Bill Meyer
Bill Meyer

The mention of homeless people by Alex was unfortunate, but offensive??????? Why does the term “snowflake” come to mind?

Alexandre Goncalves
Alexandre Goncalves

Was it really necessary to mention poverty to make a F40 stand out!?!?!

As to the article, I had a W123 300TD (not Turbo – “T” stands for Tourismus und Transport)just like that one (exact color scheme)

Frank Anigbo
Frank Anigbo

You know, I spent many years coming to the skid row district of downtown LA to study homelessness and I can attest that there’s absolutely nothing admirable about it. When I read these words I shrugged it off as written in want of something witty to write. It doesn’t work.

Good pictures and article, otherwise. Keep up the good work.

Robert Borsh
Robert Borsh

“It’s a city where being homeless means you have a front row seat to an F40 hauling ass through a tunnel”

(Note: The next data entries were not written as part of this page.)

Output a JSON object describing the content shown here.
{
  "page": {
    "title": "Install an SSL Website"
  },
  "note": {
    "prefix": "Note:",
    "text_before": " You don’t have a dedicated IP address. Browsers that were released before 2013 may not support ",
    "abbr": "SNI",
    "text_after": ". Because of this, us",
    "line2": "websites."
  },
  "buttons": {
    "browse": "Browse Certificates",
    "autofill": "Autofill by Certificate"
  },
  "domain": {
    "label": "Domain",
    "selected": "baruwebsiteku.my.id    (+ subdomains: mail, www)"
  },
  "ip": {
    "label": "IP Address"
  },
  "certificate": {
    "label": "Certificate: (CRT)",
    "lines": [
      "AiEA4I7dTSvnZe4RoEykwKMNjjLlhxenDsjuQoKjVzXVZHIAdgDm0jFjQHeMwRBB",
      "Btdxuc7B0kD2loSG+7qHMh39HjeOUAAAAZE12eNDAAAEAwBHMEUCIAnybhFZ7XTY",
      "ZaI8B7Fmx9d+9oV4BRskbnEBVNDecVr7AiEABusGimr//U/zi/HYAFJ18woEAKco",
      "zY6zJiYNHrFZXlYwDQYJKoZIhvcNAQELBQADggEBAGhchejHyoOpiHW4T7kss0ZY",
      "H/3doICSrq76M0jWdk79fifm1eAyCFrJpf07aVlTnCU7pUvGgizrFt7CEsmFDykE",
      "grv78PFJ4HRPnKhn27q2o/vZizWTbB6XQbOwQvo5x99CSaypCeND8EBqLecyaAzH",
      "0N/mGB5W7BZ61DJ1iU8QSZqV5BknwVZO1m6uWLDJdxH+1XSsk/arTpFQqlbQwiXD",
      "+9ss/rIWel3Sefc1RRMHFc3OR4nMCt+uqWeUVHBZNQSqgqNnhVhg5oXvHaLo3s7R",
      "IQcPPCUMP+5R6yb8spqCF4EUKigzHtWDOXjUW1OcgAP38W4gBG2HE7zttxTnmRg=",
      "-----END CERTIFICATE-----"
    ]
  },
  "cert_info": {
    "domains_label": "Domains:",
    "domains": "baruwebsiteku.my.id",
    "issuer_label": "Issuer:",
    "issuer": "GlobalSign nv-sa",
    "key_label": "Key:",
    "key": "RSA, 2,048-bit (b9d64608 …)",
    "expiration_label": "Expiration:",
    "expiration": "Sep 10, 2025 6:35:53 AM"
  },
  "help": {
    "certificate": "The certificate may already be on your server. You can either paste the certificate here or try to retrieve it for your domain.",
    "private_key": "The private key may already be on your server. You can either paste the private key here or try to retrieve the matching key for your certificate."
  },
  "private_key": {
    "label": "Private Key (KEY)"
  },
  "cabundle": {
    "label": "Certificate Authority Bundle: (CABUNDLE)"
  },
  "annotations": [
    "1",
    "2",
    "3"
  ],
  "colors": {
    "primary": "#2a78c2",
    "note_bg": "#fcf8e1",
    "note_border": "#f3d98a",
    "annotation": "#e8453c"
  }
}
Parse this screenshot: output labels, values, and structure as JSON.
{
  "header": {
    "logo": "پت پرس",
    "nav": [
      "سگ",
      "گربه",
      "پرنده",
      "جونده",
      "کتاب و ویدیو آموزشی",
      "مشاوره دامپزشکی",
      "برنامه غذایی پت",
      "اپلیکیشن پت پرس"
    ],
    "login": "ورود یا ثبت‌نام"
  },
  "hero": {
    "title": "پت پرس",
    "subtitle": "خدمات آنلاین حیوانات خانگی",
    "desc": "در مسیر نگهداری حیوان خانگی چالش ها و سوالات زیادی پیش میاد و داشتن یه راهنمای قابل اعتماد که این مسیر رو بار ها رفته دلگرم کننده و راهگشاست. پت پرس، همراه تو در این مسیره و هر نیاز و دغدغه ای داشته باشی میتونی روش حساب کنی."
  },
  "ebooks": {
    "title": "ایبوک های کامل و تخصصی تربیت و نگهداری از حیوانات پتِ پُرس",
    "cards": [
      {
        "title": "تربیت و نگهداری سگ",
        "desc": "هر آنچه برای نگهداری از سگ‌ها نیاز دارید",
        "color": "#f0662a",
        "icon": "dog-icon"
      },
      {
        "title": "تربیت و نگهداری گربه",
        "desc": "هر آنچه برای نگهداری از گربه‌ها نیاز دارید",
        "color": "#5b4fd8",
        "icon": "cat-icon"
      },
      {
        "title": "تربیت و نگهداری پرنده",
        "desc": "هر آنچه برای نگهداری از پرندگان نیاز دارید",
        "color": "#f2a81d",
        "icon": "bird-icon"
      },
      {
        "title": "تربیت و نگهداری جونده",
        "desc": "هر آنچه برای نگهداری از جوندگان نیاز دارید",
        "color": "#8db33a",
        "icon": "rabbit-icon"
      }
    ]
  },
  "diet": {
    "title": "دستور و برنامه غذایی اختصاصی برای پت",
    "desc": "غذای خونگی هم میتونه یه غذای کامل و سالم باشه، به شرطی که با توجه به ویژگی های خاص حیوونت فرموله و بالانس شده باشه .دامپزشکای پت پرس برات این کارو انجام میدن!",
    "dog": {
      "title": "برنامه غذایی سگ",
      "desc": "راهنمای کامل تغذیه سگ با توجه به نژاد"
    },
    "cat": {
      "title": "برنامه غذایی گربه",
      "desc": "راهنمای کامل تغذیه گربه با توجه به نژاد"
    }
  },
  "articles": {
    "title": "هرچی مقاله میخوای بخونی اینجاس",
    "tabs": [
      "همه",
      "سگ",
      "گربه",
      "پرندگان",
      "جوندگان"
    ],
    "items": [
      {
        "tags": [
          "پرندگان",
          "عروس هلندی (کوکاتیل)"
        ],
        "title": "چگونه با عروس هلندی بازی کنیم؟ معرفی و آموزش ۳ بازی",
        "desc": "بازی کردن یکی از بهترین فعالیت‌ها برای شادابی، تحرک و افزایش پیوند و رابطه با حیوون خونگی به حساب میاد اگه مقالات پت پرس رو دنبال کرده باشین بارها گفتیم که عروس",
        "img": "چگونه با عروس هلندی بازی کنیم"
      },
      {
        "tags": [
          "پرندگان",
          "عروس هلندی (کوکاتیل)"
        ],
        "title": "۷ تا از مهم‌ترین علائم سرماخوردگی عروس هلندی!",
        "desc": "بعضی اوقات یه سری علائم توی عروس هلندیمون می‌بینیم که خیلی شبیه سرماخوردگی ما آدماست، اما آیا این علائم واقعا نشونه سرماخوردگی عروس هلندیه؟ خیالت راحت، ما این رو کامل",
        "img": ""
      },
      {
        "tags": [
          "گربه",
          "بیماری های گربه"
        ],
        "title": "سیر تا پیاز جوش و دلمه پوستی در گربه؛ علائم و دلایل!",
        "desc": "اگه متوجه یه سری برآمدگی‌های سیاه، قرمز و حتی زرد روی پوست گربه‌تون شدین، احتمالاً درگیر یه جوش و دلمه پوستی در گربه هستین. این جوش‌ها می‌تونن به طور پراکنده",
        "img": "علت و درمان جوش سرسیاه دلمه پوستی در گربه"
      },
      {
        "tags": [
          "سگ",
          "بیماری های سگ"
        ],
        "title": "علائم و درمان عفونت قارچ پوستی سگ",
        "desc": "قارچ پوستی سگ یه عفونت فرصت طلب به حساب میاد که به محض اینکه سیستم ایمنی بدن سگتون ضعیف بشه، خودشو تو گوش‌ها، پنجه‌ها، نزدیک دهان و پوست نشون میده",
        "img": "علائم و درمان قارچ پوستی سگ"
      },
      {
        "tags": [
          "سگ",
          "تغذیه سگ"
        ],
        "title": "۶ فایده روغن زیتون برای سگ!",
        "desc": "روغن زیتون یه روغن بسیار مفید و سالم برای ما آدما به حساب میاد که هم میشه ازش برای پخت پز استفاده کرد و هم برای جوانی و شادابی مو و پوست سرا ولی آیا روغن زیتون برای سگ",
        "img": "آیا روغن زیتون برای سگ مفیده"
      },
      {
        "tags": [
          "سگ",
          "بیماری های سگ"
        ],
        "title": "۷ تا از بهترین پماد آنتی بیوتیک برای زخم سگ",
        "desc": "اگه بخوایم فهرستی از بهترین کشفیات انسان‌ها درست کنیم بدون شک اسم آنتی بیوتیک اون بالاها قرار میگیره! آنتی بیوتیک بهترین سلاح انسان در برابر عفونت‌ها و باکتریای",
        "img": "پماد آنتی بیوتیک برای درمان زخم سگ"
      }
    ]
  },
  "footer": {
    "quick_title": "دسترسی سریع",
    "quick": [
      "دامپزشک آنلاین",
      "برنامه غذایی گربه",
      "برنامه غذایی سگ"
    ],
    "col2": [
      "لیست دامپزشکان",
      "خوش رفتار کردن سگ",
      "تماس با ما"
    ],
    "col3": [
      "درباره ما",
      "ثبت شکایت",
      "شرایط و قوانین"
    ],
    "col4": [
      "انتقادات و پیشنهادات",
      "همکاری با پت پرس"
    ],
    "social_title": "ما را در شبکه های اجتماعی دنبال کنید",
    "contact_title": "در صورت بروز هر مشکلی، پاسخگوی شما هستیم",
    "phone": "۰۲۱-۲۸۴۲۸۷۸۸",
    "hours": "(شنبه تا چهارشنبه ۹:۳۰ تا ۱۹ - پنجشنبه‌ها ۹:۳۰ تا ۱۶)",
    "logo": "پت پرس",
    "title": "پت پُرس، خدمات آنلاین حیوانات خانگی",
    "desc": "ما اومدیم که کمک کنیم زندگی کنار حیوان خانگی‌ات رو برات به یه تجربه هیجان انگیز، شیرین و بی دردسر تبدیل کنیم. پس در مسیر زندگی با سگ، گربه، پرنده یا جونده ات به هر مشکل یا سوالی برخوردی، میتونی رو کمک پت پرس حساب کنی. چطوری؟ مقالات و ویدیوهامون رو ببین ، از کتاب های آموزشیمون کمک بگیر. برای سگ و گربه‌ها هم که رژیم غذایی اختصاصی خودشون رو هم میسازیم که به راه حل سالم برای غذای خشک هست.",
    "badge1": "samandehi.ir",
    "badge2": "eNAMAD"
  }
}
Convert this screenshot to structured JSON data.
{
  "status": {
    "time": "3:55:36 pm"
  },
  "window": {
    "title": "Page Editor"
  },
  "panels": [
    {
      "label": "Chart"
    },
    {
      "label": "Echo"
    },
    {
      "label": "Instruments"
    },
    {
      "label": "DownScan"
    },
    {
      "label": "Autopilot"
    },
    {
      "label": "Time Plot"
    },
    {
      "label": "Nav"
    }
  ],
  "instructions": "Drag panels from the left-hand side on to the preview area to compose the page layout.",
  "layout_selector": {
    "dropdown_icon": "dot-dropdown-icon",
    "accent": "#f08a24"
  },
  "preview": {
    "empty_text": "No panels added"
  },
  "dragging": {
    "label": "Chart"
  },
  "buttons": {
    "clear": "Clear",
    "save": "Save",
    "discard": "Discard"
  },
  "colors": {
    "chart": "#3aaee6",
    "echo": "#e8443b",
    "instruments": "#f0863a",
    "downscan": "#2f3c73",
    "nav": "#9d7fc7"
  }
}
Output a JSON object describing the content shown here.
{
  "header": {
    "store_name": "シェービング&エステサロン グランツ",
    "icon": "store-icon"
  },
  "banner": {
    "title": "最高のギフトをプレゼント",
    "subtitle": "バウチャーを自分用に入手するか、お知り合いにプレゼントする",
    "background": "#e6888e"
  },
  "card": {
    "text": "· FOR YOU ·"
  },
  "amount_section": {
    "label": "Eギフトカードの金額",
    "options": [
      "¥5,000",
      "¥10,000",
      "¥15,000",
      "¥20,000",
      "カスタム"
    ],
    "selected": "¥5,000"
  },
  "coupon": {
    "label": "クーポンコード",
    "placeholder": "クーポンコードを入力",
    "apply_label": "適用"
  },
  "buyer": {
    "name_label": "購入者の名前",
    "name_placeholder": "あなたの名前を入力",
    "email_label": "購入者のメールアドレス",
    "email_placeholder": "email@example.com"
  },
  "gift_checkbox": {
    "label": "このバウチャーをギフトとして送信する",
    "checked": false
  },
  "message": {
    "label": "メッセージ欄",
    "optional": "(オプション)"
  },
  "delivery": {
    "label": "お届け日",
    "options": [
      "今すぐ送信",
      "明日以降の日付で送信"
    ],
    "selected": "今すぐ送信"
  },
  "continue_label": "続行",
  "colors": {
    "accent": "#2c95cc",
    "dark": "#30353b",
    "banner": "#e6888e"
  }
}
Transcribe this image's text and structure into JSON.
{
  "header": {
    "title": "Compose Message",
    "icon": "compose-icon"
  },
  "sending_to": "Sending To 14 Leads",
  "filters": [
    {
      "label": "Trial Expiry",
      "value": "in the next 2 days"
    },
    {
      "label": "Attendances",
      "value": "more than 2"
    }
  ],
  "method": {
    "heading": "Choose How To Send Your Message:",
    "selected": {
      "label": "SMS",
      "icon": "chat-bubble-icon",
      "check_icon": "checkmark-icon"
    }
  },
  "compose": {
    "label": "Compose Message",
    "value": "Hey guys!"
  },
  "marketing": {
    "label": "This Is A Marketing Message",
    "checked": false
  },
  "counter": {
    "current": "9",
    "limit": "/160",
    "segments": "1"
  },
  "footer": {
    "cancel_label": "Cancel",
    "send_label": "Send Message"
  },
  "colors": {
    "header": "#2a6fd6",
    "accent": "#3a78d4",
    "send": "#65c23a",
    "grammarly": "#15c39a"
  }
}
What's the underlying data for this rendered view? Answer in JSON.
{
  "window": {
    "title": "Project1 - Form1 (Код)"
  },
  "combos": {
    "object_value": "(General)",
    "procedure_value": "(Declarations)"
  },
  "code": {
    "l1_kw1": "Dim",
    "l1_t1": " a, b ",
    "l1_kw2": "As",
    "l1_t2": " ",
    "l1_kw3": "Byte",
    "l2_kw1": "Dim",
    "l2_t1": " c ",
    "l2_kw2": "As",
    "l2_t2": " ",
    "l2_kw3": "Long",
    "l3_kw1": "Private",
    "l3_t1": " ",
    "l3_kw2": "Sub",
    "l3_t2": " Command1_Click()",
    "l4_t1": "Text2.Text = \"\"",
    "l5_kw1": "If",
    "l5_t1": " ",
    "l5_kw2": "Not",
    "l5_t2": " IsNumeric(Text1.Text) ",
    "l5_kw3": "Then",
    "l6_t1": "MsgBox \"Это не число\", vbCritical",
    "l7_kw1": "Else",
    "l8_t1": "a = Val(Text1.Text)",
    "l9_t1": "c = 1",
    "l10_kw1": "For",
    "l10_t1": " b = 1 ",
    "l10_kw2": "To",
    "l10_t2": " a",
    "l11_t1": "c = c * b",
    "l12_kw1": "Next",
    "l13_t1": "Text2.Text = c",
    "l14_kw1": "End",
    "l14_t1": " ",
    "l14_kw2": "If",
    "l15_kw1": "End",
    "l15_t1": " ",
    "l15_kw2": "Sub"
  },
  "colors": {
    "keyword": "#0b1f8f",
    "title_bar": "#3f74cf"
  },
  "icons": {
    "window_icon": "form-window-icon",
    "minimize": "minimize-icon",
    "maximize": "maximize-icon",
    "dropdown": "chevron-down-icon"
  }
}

Did you really just say that ? Why don’t you try living under a bridge for a night and see what you think ? Ever hear of Prophets of Rage ? Listen to their song ‘Living on the 110’. Really listen to it, read the lyrics if you get a chance. I think Chuck D and Tom Morello would love to hear your comment.